    Again an other amazing presentation. Your work clearly speaks for itself. Glad your able to spend the time telling us your inside stories about the work behind the show.

  40. July 6, 2008 at 4:44 pm

    Well, no, the pods never went in all the way, but the arms used to go in far enough to be flush with the main part of the hull, with only the side of the pod extending out from the side, like in these two pictures.


    Recently, though, they haven’t been flush, but have stopped a little early, so the struts stick out a little instead of being flush.


    It just bugged me when I first noticed it.

  41. 41 Sam StarEagle
    July 7, 2008 at 10:25 am

    Love all the homage shots of the RTF…especially the fact that so many of the ships are the originals brought back to life… Just for a count, how many of the civi ships in the fleet are from TOS, and how many were made for the RDM version?

    And the last shot still leaves me going “HUH?” instead of “Oh noes!!!” I’m left with no idea where they really are, so I can’t feel bad for them if I just think they landed on the wrong planet…lol

  42. 42 klytus7
    July 9, 2008 at 3:32 pm

    Did I miss something, because if I am not mistaken, we never saw our Moon. Did anyone see it or did I blink and miss it?End of line.

  43. July 11, 2008 at 12:02 pm

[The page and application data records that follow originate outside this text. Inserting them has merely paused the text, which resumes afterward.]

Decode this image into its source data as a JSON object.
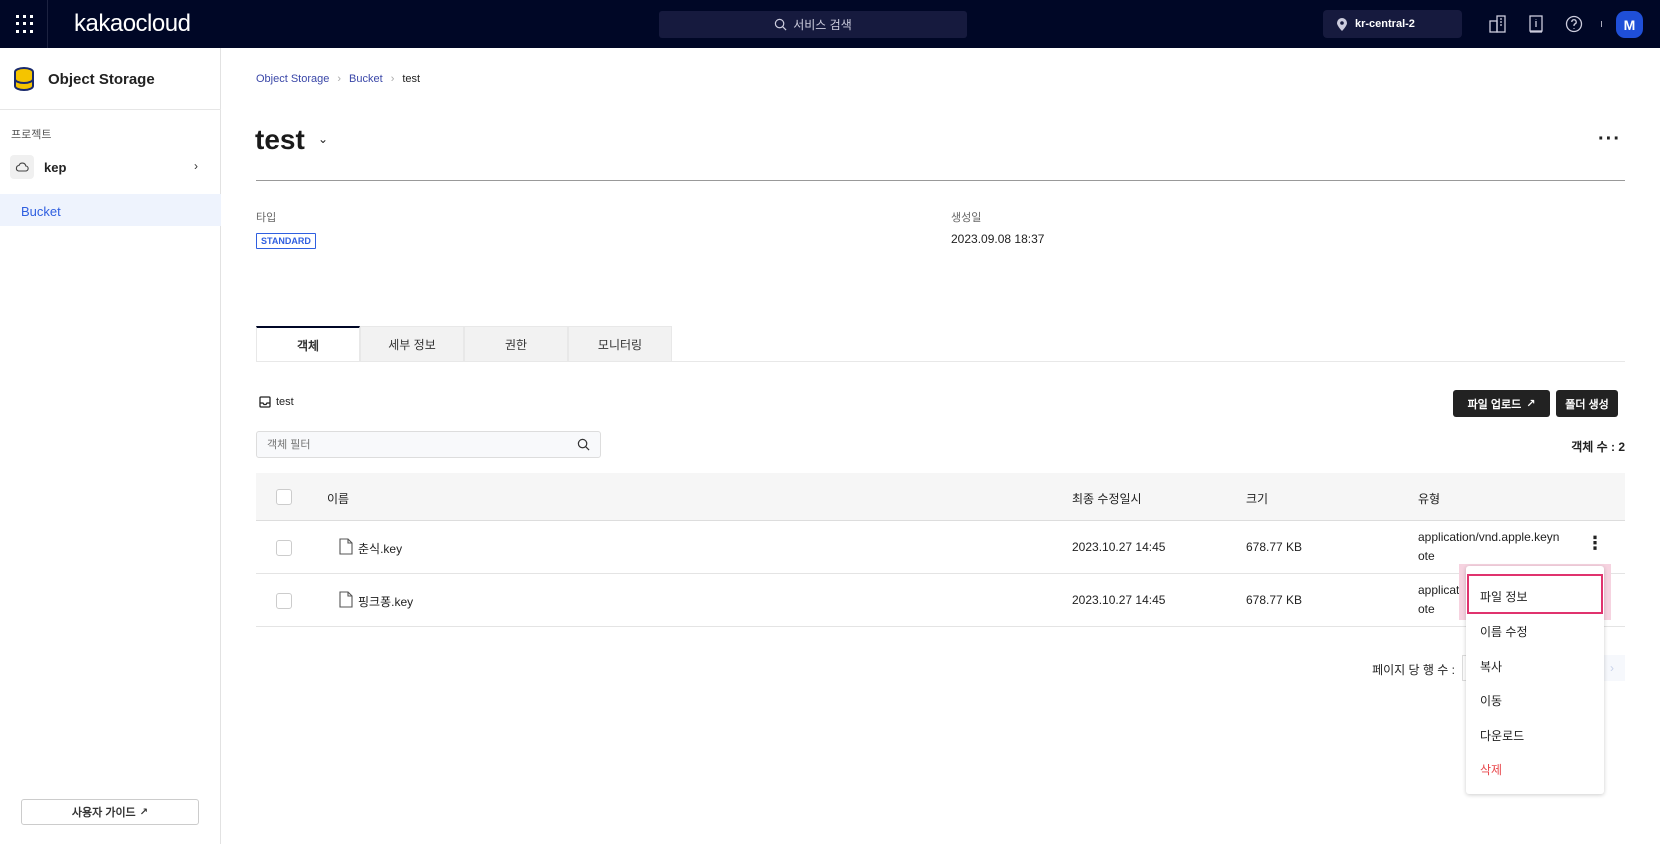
{
  "topbar": {
    "logo": "kakaocloud",
    "search_placeholder": "서비스 검색",
    "region": "kr-central-2",
    "avatar": "M"
  },
  "sidebar": {
    "service": "Object Storage",
    "section_label": "프로젝트",
    "project": "kep",
    "active_item": "Bucket",
    "guide_button": "사용자 가이드"
  },
  "breadcrumb": [
    "Object Storage",
    "Bucket",
    "test"
  ],
  "bucket": {
    "name": "test",
    "type_label": "타입",
    "type_value": "STANDARD",
    "created_label": "생성일",
    "created_value": "2023.09.08 18:37"
  },
  "tabs": [
    {
      "label": "객체",
      "active": true
    },
    {
      "label": "세부 정보"
    },
    {
      "label": "권한"
    },
    {
      "label": "모니터링"
    }
  ],
  "objects": {
    "folder": "test",
    "upload_button": "파일 업로드",
    "create_folder_button": "폴더 생성",
    "filter_placeholder": "객체 필터",
    "count_text": "객체 수 : 2",
    "columns": [
      "이름",
      "최종 수정일시",
      "크기",
      "유형"
    ],
    "rows": [
      {
        "name": "춘식.key",
        "modified": "2023.10.27 14:45",
        "size": "678.77 KB",
        "type1": "application/vnd.apple.keyn",
        "type2": "ote"
      },
      {
        "name": "핑크퐁.key",
        "modified": "2023.10.27 14:45",
        "size": "678.77 KB",
        "type1": "applicatio",
        "type2": "ote"
      }
    ],
    "rows_per_page_label": "페이지 당 행 수 :"
  },
  "context_menu": {
    "items": [
      "파일 정보",
      "이름 수정",
      "복사",
      "이동",
      "다운로드",
      "삭제"
    ],
    "highlighted": "파일 정보",
    "danger_color": "#e8474b"
  },
  "colors": {
    "topbar": "#000726",
    "accent": "#2f5fe0",
    "highlight": "#e0336e"
  }
}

    Great post Mojo. I was wondering if there is any chance we can get “helicopter shot” of The Fleet, just before they jump to earth in a bigger size? I would love to use that as a wallpaper.

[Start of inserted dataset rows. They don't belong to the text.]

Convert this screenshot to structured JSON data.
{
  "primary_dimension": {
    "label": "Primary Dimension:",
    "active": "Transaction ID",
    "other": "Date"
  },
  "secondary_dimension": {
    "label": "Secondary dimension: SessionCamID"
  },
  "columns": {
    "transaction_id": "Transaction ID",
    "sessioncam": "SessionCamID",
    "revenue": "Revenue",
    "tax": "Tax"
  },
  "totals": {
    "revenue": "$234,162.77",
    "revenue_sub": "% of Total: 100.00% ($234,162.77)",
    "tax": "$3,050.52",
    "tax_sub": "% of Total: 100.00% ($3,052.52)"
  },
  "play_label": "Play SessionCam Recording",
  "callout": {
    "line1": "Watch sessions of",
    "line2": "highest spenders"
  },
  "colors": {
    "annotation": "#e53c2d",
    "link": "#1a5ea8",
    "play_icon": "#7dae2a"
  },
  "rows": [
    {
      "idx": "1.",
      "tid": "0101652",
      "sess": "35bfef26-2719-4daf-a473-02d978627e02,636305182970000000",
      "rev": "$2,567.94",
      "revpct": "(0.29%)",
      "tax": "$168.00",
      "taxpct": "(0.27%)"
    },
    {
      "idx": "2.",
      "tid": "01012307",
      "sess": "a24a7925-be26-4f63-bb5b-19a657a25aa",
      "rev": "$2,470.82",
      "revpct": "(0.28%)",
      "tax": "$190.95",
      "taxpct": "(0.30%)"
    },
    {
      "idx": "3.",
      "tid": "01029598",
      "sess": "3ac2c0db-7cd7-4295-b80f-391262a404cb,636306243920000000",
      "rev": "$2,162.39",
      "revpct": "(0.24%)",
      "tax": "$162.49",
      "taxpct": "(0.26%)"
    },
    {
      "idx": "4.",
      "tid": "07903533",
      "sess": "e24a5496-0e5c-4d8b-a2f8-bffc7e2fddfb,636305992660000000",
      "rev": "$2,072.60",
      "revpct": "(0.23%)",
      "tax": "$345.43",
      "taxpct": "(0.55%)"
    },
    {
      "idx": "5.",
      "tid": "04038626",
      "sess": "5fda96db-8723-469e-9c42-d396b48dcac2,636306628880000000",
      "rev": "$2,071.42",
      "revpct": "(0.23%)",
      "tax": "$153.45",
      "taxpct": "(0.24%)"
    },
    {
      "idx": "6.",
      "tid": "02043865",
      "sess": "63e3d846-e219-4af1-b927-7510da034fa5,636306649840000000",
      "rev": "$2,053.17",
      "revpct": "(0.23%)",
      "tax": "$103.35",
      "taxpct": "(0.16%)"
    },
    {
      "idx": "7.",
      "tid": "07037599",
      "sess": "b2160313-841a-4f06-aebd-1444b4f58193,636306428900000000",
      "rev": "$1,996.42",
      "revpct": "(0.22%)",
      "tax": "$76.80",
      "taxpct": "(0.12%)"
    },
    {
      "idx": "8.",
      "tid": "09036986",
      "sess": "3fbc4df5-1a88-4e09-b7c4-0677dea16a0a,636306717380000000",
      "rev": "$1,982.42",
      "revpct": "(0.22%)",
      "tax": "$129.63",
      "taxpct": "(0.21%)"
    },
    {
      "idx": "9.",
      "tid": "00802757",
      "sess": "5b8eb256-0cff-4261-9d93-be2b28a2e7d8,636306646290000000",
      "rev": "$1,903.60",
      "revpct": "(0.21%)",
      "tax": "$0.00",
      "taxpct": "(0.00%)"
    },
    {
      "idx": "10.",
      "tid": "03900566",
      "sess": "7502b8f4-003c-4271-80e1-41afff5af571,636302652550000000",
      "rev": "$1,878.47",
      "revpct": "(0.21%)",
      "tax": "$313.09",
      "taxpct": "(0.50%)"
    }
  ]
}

  44. 44 Michael
    July 14, 2008 at 3:40 pm

    This is really cool. While you are doing the “helicopter” shot of the fleet, id there any way to do a “Money shot” of the fleet as well…? Oh, wait…. hehehe… wrong genre. (But I’d definitely use it as a Wallpaper!)

  45. 45 Go
    November 1, 2008 at 6:03 pm

    Just wanted to say you do smart, great-looking work!

  46. January 18, 2009 at 1:56 pm

    I know it’s a little late, but I thought it was cool that your helicopter shot of the fleet before the jump to earth was lengthened on the DVD version of the episode. I double checked the version on Hulu to make sure. I’m not certain I would’ve noticed consciously but for the fact that the rebel Baseship was in the long one but not in the broadcast cut.

    Congratulations on that. Offhand, I can’t remember any shot being just casually expanded on the DVD unless it’s part of some big extended cut.

  47. 47 darthmojo
    January 19, 2009 at 4:03 am

    David, thanks for the heads up about that shot! This is the first I’d heard about the DVD having a longer version.

    Since that shot is the beginning of the act, it’s possible that Sci-Fi channel simply faded up on the action a second or two late, but the master tape has the complete shot from the very first frame.

    In any case, thanks for lettting us know!

Leave a Reply

Fill in your details below or click an icon to log in:

WordPress.com Logo

You are commenting using your WordPress.com account. Log Out /  Change )

Twitter picture

You are commenting using your Twitter account. Log Out /  Change )

Facebook photo

You are commenting using your Facebook account. Log Out /  Change )

Connecting to %s

July 2008

%d bloggers like this: